- **Activity**: Output every record verbatim, and omit each picture.

- **Entries provided**:
================================
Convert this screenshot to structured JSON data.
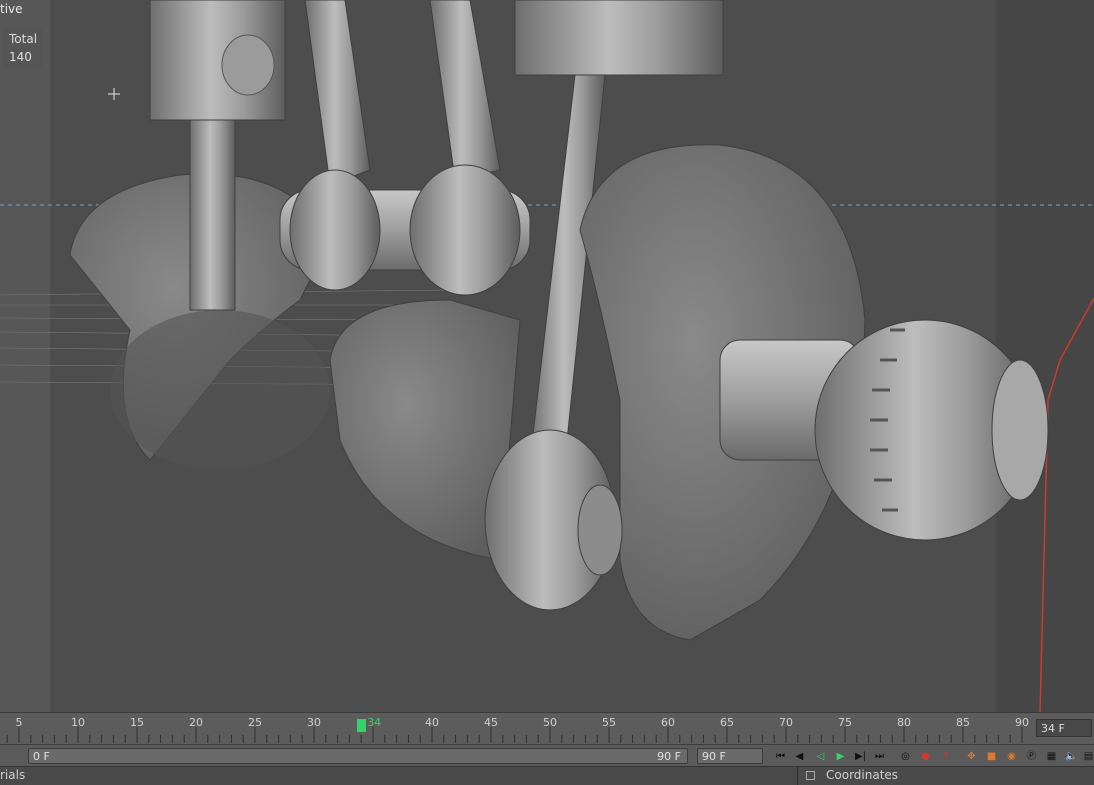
{
  "viewport": {
    "label": "tive",
    "stats_title": "Total",
    "stats_value": "140"
  },
  "timeline": {
    "ticks": [
      "5",
      "10",
      "15",
      "20",
      "25",
      "30",
      "34",
      "40",
      "45",
      "50",
      "55",
      "60",
      "65",
      "70",
      "75",
      "80",
      "85",
      "90"
    ],
    "current_tick": "34",
    "frame_readout": "34 F"
  },
  "controls": {
    "start_field": "0 F",
    "end_field": "90 F",
    "fps_field": "90 F"
  },
  "bottombar": {
    "left_tab": "rials",
    "right_tab": "Coordinates"
  },
  "colors": {
    "accent": "#39d16b",
    "key_orange": "#e0782a",
    "red": "#cc3b2b"
  }
}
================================
- **Solution to the problem**:
Convert this screenshot to structured JSON data.
{
  "viewport": {
    "label": "tive",
    "stats_title": "Total",
    "stats_value": "140"
  },
  "timeline": {
    "ticks": [
      "5",
      "10",
      "15",
      "20",
      "25",
      "30",
      "34",
      "40",
      "45",
      "50",
      "55",
      "60",
      "65",
      "70",
      "75",
      "80",
      "85",
      "90"
    ],
    "current_tick": "34",
    "frame_readout": "34 F"
  },
  "controls": {
    "start_field": "0 F",
    "end_field": "90 F",
    "fps_field": "90 F"
  },
  "bottombar": {
    "left_tab": "rials",
    "right_tab": "Coordinates"
  },
  "colors": {
    "accent": "#39d16b",
    "key_orange": "#e0782a",
    "red": "#cc3b2b"
  }
}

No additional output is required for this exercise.